I would love to see in-depth studies on how to market plant-based meat. This doesn’t seem to have been done yet, and we’ve been itching for someone to do it. No one knows, for example, what to call a veggie chicken. Some people just call it ‘veggie chicken,’ but there are lots of other potential names like ‘soy chicken,’ ‘plant-based chicken,’ ‘chick’n,’ and so on. So if there were some research done to give us a data-driven guide for talking about and marketing plant-based meat, that will really help us in our work with the food service industry.
How much time do you allocate to the professional development of staff?
We pay for management training that occurs outside of the organization through a professional development firm called RedShift. Training occurs in two-day sessions, and these sessions are attended by all seven of our managers. In addition to manager trainings, we have also held one-day sessions with RedShift for everyone on the team for the last two years in a row. Internally at HSUS, there is a several-day additional management training for all managers including those on our team at FAP. Also at HSUS, there is continual training which occurs about once a month for several hours, covering wellness habits like meditation and common workplace issues. We have a mentorship program at HSUS where newer staff are paired with staff who have been with us for a longer time. On our team at FAP specifically, I encourage managers to have calls with their staff every week to monitor daily activities, but also to promote growth and maximize effectiveness.
How do you integrate and encourage diversity practices within your recruitment and hiring process?
We do have people from a number of different backgrounds on our team. It is worth noting that the vast majority of our team is made up of women, which is common in the animal advocacy movement but perhaps even more pronounced than usual on our team. Our HR department works to ensure that when we send out job applications, they go to outlets that are likely to be read by people from a number of different backgrounds. One of our team members who is Hispanic focuses his work almost entirely on people from the Hispanic community, based out of Miami and travelling around to Hispanic regions around the world doing media work.
Do you regularly interview staff or conduct surveys to learn about staff morale and work?

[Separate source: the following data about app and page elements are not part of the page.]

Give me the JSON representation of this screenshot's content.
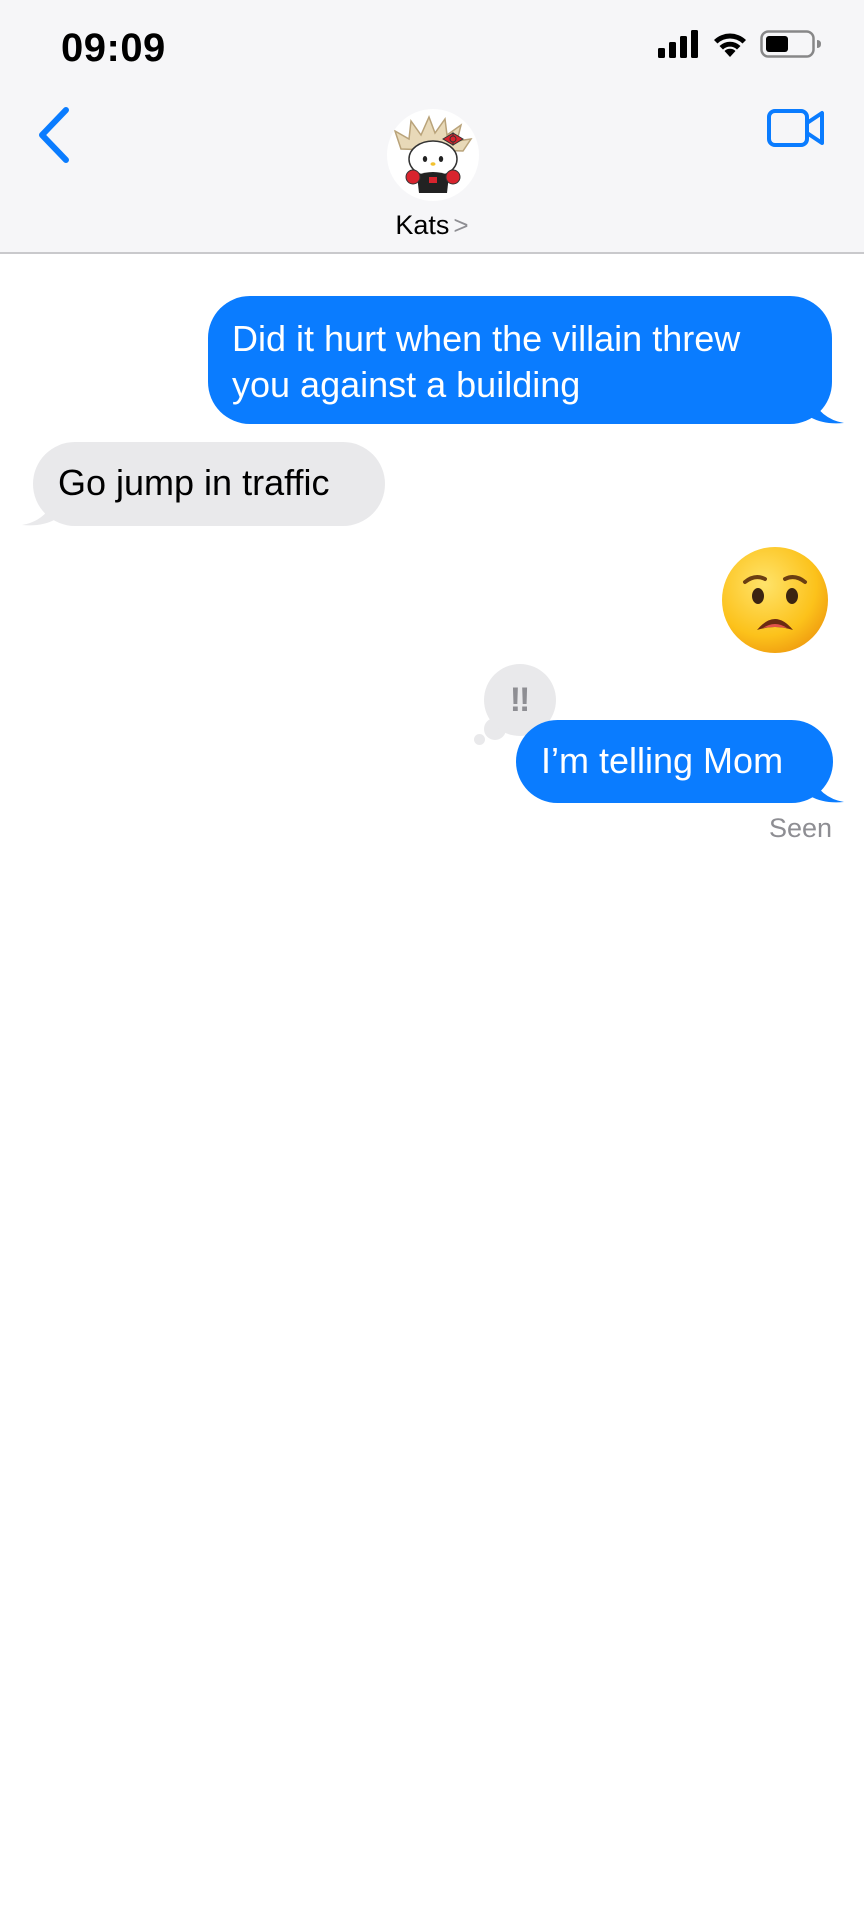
{
  "status_bar": {
    "time": "09:09",
    "icons": [
      "cellular-signal-icon",
      "wifi-icon",
      "battery-icon"
    ]
  },
  "header": {
    "back_icon": "chevron-left-icon",
    "video_icon": "video-camera-icon",
    "contact_name": "Kats",
    "contact_chevron": ">"
  },
  "messages": [
    {
      "direction": "sent",
      "text": "Did it hurt when the villain threw you against a building"
    },
    {
      "direction": "received",
      "text": "Go jump in traffic"
    },
    {
      "direction": "sent",
      "emoji": "anguished-face-emoji"
    },
    {
      "direction": "sent",
      "text": "I’m telling Mom",
      "tapback": "‼"
    }
  ],
  "read_receipt": "Seen",
  "colors": {
    "accent": "#0a7cff",
    "received_bubble": "#e9e9eb",
    "secondary_text": "#8e8e93"
  }
}
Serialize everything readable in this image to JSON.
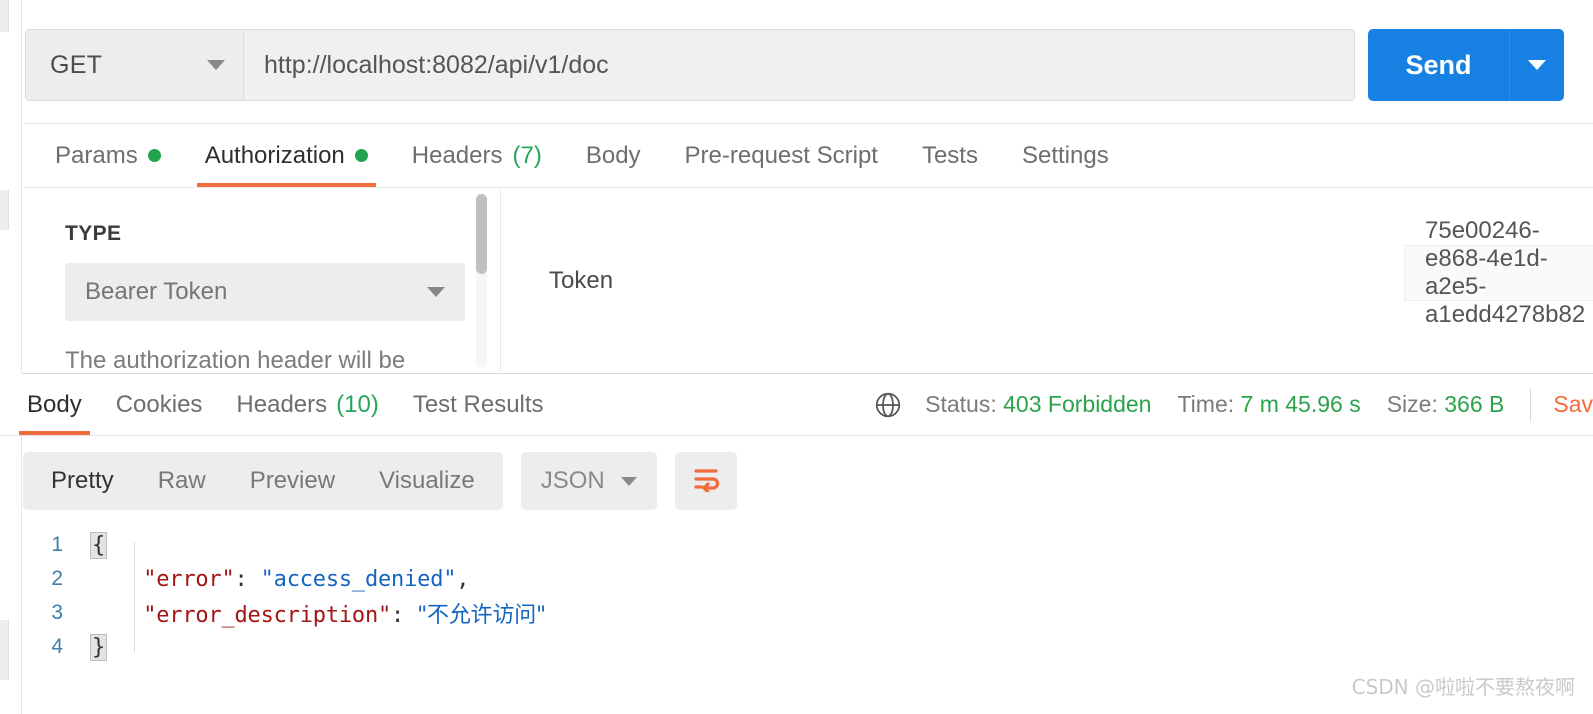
{
  "request": {
    "method": "GET",
    "url": "http://localhost:8082/api/v1/doc",
    "send_label": "Send",
    "tabs": [
      {
        "label": "Params",
        "indicator": "dot",
        "active": false
      },
      {
        "label": "Authorization",
        "indicator": "dot",
        "active": true
      },
      {
        "label": "Headers",
        "count": "(7)",
        "active": false
      },
      {
        "label": "Body",
        "active": false
      },
      {
        "label": "Pre-request Script",
        "active": false
      },
      {
        "label": "Tests",
        "active": false
      },
      {
        "label": "Settings",
        "active": false
      }
    ]
  },
  "authorization": {
    "type_label": "TYPE",
    "type_value": "Bearer Token",
    "help_text": "The authorization header will be",
    "token_label": "Token",
    "token_value": "75e00246-e868-4e1d-a2e5-a1edd4278b82"
  },
  "response": {
    "tabs": [
      {
        "label": "Body",
        "active": true
      },
      {
        "label": "Cookies",
        "active": false
      },
      {
        "label": "Headers",
        "count": "(10)",
        "active": false
      },
      {
        "label": "Test Results",
        "active": false
      }
    ],
    "status_label": "Status:",
    "status_value": "403 Forbidden",
    "time_label": "Time:",
    "time_value": "7 m 45.96 s",
    "size_label": "Size:",
    "size_value": "366 B",
    "save_response": "Sav",
    "view_modes": [
      {
        "label": "Pretty",
        "active": true
      },
      {
        "label": "Raw",
        "active": false
      },
      {
        "label": "Preview",
        "active": false
      },
      {
        "label": "Visualize",
        "active": false
      }
    ],
    "format": "JSON",
    "body_lines": [
      {
        "n": "1",
        "open_brace": "{"
      },
      {
        "n": "2",
        "key": "\"error\"",
        "sep": ": ",
        "value": "\"access_denied\"",
        "tail": ","
      },
      {
        "n": "3",
        "key": "\"error_description\"",
        "sep": ": ",
        "value": "\"不允许访问\"",
        "tail": ""
      },
      {
        "n": "4",
        "close_brace": "}"
      }
    ]
  },
  "watermark": "CSDN @啦啦不要熬夜啊",
  "colors": {
    "accent_orange": "#f26b3a",
    "send_blue": "#1781e3",
    "status_green": "#2aa34a",
    "json_key": "#a31515",
    "json_string": "#1565c0"
  }
}
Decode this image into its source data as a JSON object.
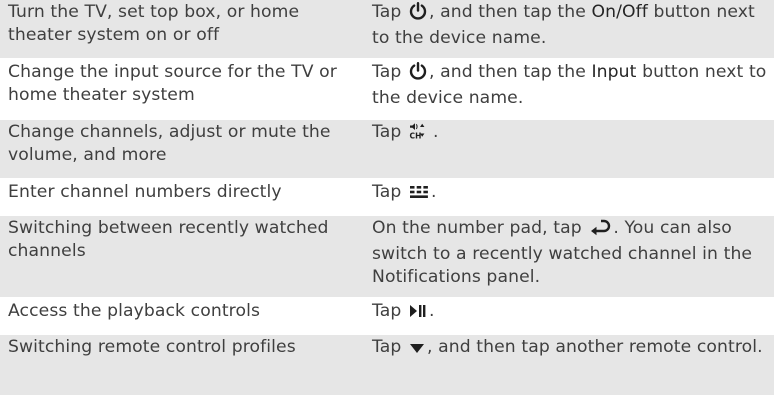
{
  "rows": [
    {
      "task": "Turn the TV, set top box, or home theater system on or off",
      "inst_pre": "Tap ",
      "inst_icon": "power-icon",
      "inst_mid": ", and then tap the ",
      "inst_hl": "On/Off",
      "inst_post": " button next to the device name."
    },
    {
      "task": "Change the input source for the TV or home theater system",
      "inst_pre": "Tap ",
      "inst_icon": "power-icon",
      "inst_mid": ", and then tap the ",
      "inst_hl": "Input",
      "inst_post": " button next to the device name."
    },
    {
      "task": "Change channels, adjust or mute the volume, and more",
      "inst_pre": "Tap ",
      "inst_icon": "volume-channel-icon",
      "inst_post": "."
    },
    {
      "task": "Enter channel numbers directly",
      "inst_pre": "Tap ",
      "inst_icon": "number-pad-icon",
      "inst_post": "."
    },
    {
      "task": "Switching between recently watched channels",
      "inst_pre": "On the number pad, tap ",
      "inst_icon": "return-arrow-icon",
      "inst_post": ". You can also switch to a recently watched channel in the Notifications panel."
    },
    {
      "task": "Access the playback controls",
      "inst_pre": "Tap ",
      "inst_icon": "play-pause-icon",
      "inst_post": "."
    },
    {
      "task": "Switching remote control profiles",
      "inst_pre": "Tap ",
      "inst_icon": "dropdown-triangle-icon",
      "inst_post": ", and then tap another remote control."
    }
  ]
}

We have about 30 people on our team, and I recently interviewed each of them on this subject. Each interview was at least an hour, and some interviews went longer, up to an hour and a half or two hours. I’m happy to have done it, and there are actually some changes that I’ll be making on the team as a result of these interviews. For those directly reporting to me, I speak with them almost every single weekday about daily matters and we do a more in-depth check-in about once every two weeks. I’ve asked these people to then do the same thing with their staff. So everyone on our team talks to their supervisor at least once every two weeks to see how things are going beyond simply the daily minutia. I would say that the longer talks, like the ones I just had with all 30 people, happen about three times per year.